Work to be completed: Search the data below for the word "date" and report how many lines contain it. Nothing but the number is needed.
═══
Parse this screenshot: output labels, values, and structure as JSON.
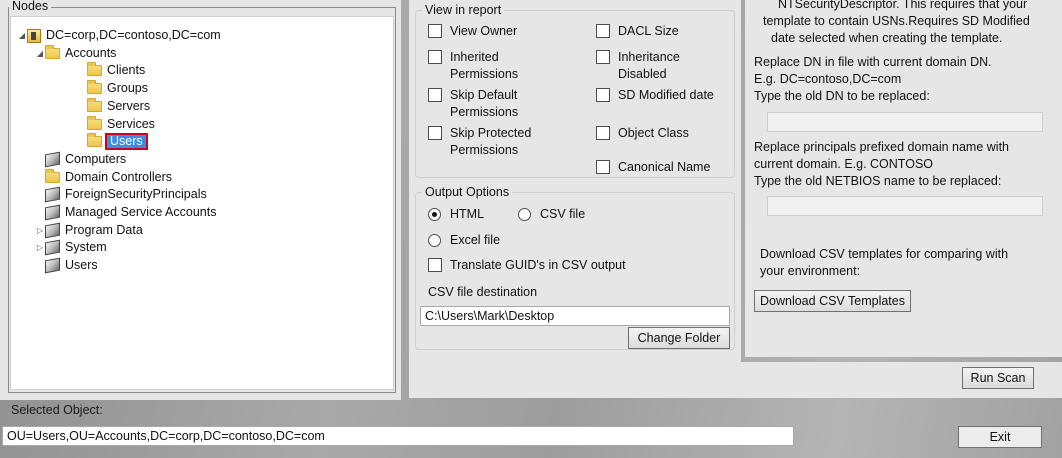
{
  "nodes": {
    "title": "Nodes",
    "tree": [
      {
        "label": "DC=corp,DC=contoso,DC=com",
        "arrow": "◢",
        "icon": "domain-icon",
        "level": 0
      },
      {
        "label": "Accounts",
        "arrow": "◢",
        "icon": "folder-icon",
        "level": 1
      },
      {
        "label": "Clients",
        "arrow": "",
        "icon": "folder-icon",
        "level": 2
      },
      {
        "label": "Groups",
        "arrow": "",
        "icon": "folder-icon",
        "level": 2
      },
      {
        "label": "Servers",
        "arrow": "",
        "icon": "folder-icon",
        "level": 2
      },
      {
        "label": "Services",
        "arrow": "",
        "icon": "folder-icon",
        "level": 2
      },
      {
        "label": "Users",
        "arrow": "",
        "icon": "folder-icon",
        "level": 2,
        "selected": true
      },
      {
        "label": "Computers",
        "arrow": "",
        "icon": "container-icon",
        "level": 1
      },
      {
        "label": "Domain Controllers",
        "arrow": "",
        "icon": "folder-icon",
        "level": 1
      },
      {
        "label": "ForeignSecurityPrincipals",
        "arrow": "",
        "icon": "container-icon",
        "level": 1
      },
      {
        "label": "Managed Service Accounts",
        "arrow": "",
        "icon": "container-icon",
        "level": 1
      },
      {
        "label": "Program Data",
        "arrow": "▷",
        "icon": "container-icon",
        "level": 1
      },
      {
        "label": "System",
        "arrow": "▷",
        "icon": "container-icon",
        "level": 1
      },
      {
        "label": "Users",
        "arrow": "",
        "icon": "container-icon",
        "level": 1
      }
    ]
  },
  "view_in_report": {
    "title": "View in report",
    "view_owner": "View Owner",
    "inherited_1": "Inherited",
    "inherited_2": "Permissions",
    "skip_default_1": "Skip Default",
    "skip_default_2": "Permissions",
    "skip_protected_1": "Skip Protected",
    "skip_protected_2": "Permissions",
    "dacl_size": "DACL Size",
    "inheritance_1": "Inheritance",
    "inheritance_2": "Disabled",
    "sd_modified": "SD Modified date",
    "object_class": "Object Class",
    "canonical_name": "Canonical Name"
  },
  "output_options": {
    "title": "Output Options",
    "html": "HTML",
    "csv_file": "CSV file",
    "excel_file": "Excel file",
    "translate_guid": "Translate GUID's in CSV output",
    "csv_dest_label": "CSV file destination",
    "csv_dest_value": "C:\\Users\\Mark\\Desktop",
    "change_folder": "Change Folder"
  },
  "right": {
    "line1": "NTSecurityDescriptor. This requires that your",
    "line2": "template to contain USNs.Requires SD Modified",
    "line3": "date selected when creating the template.",
    "replace_dn_1": "Replace DN in file with current domain DN.",
    "replace_dn_2": "E.g. DC=contoso,DC=com",
    "replace_dn_3": "Type the old DN to be replaced:",
    "replace_prn_1": "Replace principals prefixed domain name with",
    "replace_prn_2": "current domain. E.g. CONTOSO",
    "replace_prn_3": "Type the old NETBIOS name to be replaced:",
    "download_1": "Download CSV templates for comparing with",
    "download_2": "your environment:",
    "download_button": "Download CSV Templates"
  },
  "run_scan": "Run Scan",
  "selected_object": {
    "label": "Selected Object:",
    "value": "OU=Users,OU=Accounts,DC=corp,DC=contoso,DC=com"
  },
  "exit": "Exit"
}
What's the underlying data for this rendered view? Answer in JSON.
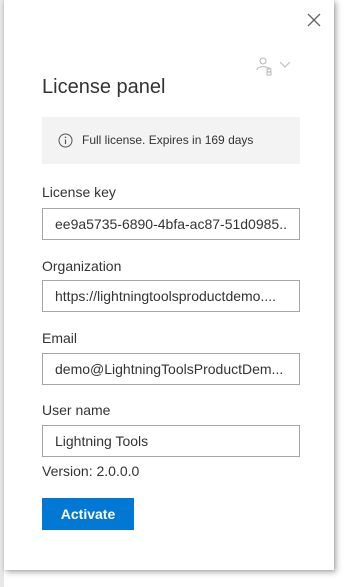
{
  "panel": {
    "title": "License panel"
  },
  "info": {
    "icon": "info-icon",
    "message": "Full license. Expires in 169 days"
  },
  "fields": {
    "license_key": {
      "label": "License key",
      "value": "ee9a5735-6890-4bfa-ac87-51d0985..."
    },
    "organization": {
      "label": "Organization",
      "value": "https://lightningtoolsproductdemo...."
    },
    "email": {
      "label": "Email",
      "value": "demo@LightningToolsProductDem..."
    },
    "user_name": {
      "label": "User name",
      "value": "Lightning Tools"
    }
  },
  "version_text": "Version: 2.0.0.0",
  "activate_label": "Activate",
  "icons": {
    "close": "close-icon",
    "account": "account-switch-icon",
    "chevron": "chevron-down-icon"
  },
  "colors": {
    "primary": "#0078d4",
    "info_bg": "#f3f3f3",
    "text": "#333333",
    "border": "#a6a6a6"
  }
}
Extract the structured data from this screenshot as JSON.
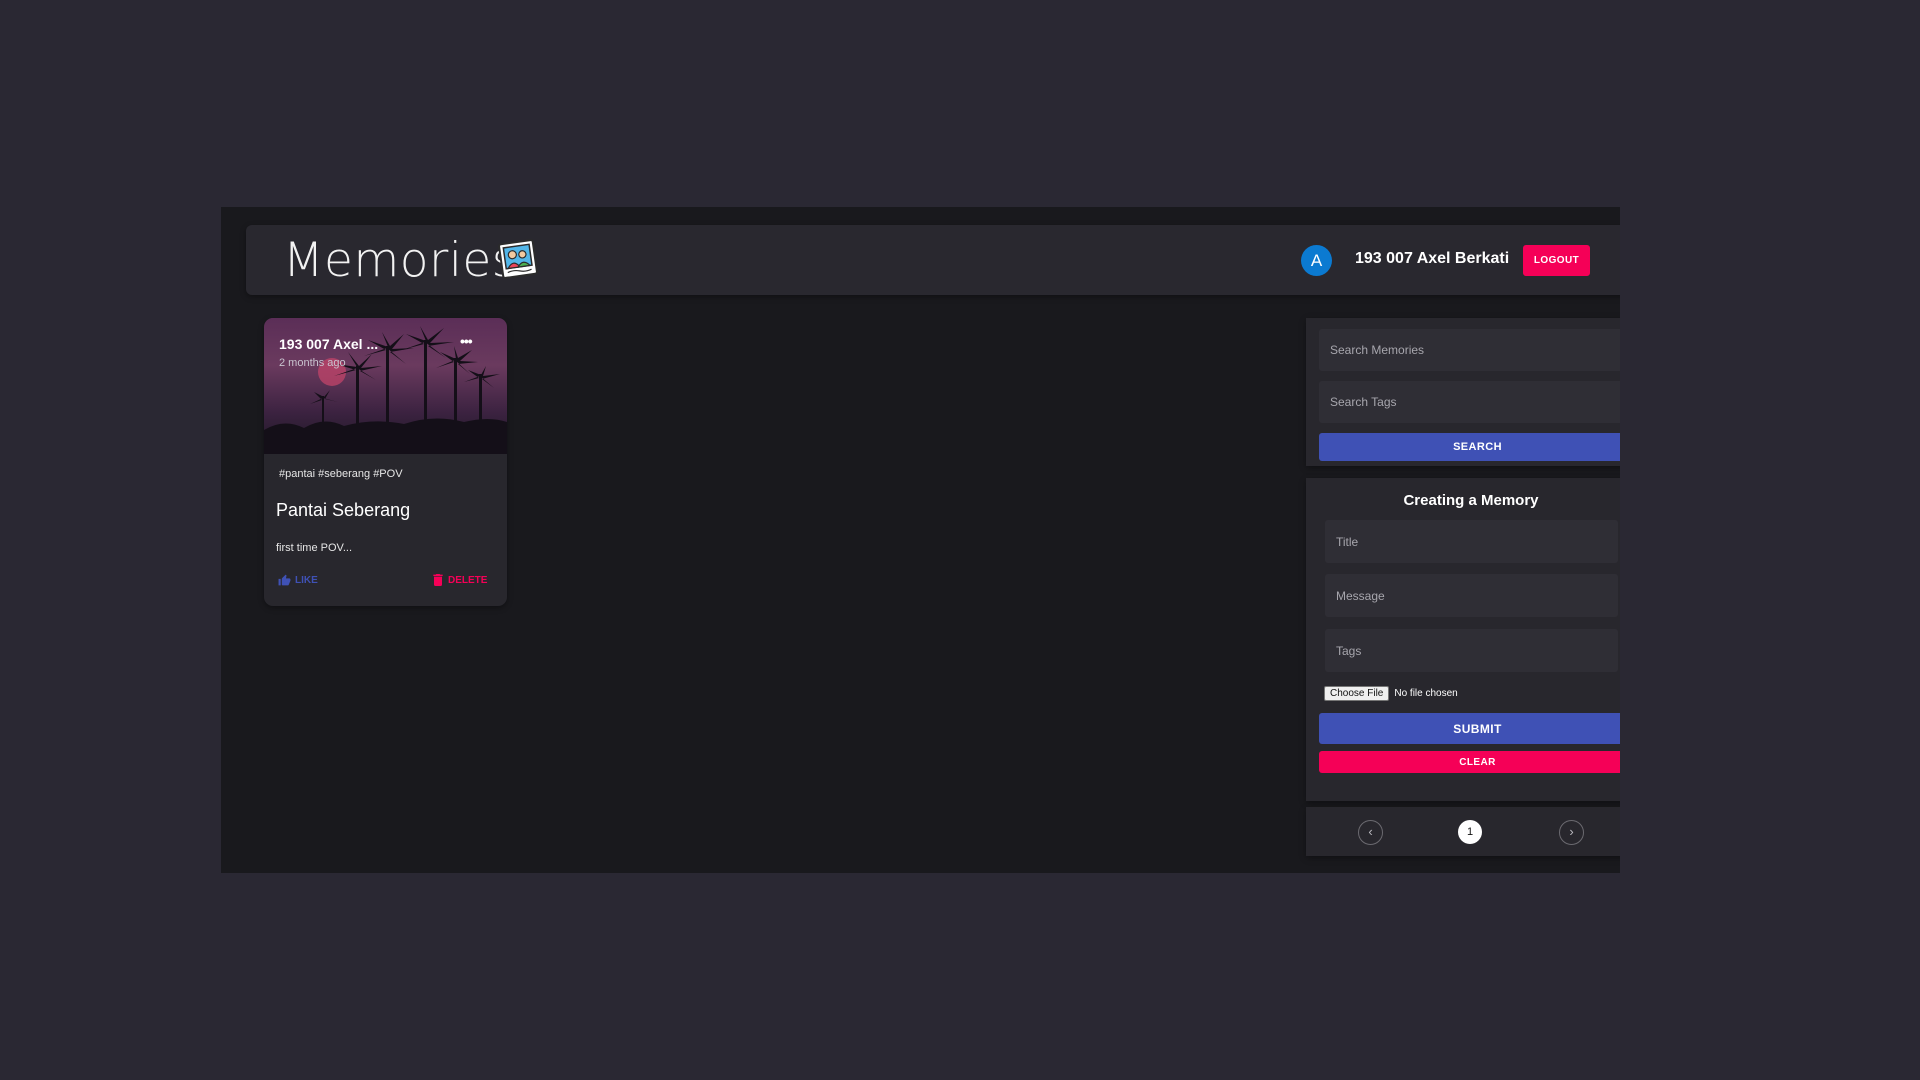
{
  "header": {
    "title": "Memories",
    "logo_icon": "photo-memories-icon",
    "user": {
      "avatar_letter": "A",
      "name": "193 007 Axel Berkati",
      "avatar_color": "#0b7ad1"
    },
    "logout_label": "LOGOUT"
  },
  "posts": [
    {
      "author": "193 007 Axel ...",
      "time": "2 months ago",
      "more_icon": "more-horiz-icon",
      "tags": "#pantai #seberang #POV",
      "title": "Pantai Seberang",
      "message": "first time POV...",
      "like_label": "LIKE",
      "delete_label": "DELETE"
    }
  ],
  "search": {
    "memories_placeholder": "Search Memories",
    "tags_placeholder": "Search Tags",
    "button_label": "SEARCH"
  },
  "form": {
    "heading": "Creating a Memory",
    "title_placeholder": "Title",
    "message_placeholder": "Message",
    "tags_placeholder": "Tags",
    "file_button_label": "Choose File",
    "file_status": "No file chosen",
    "submit_label": "SUBMIT",
    "clear_label": "CLEAR"
  },
  "pagination": {
    "current_page": "1",
    "prev_icon": "chevron-left-icon",
    "next_icon": "chevron-right-icon"
  },
  "colors": {
    "primary": "#3f51b5",
    "secondary": "#f50057",
    "background": "#19191d",
    "surface": "#28272d"
  }
}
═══
Output of the task: 2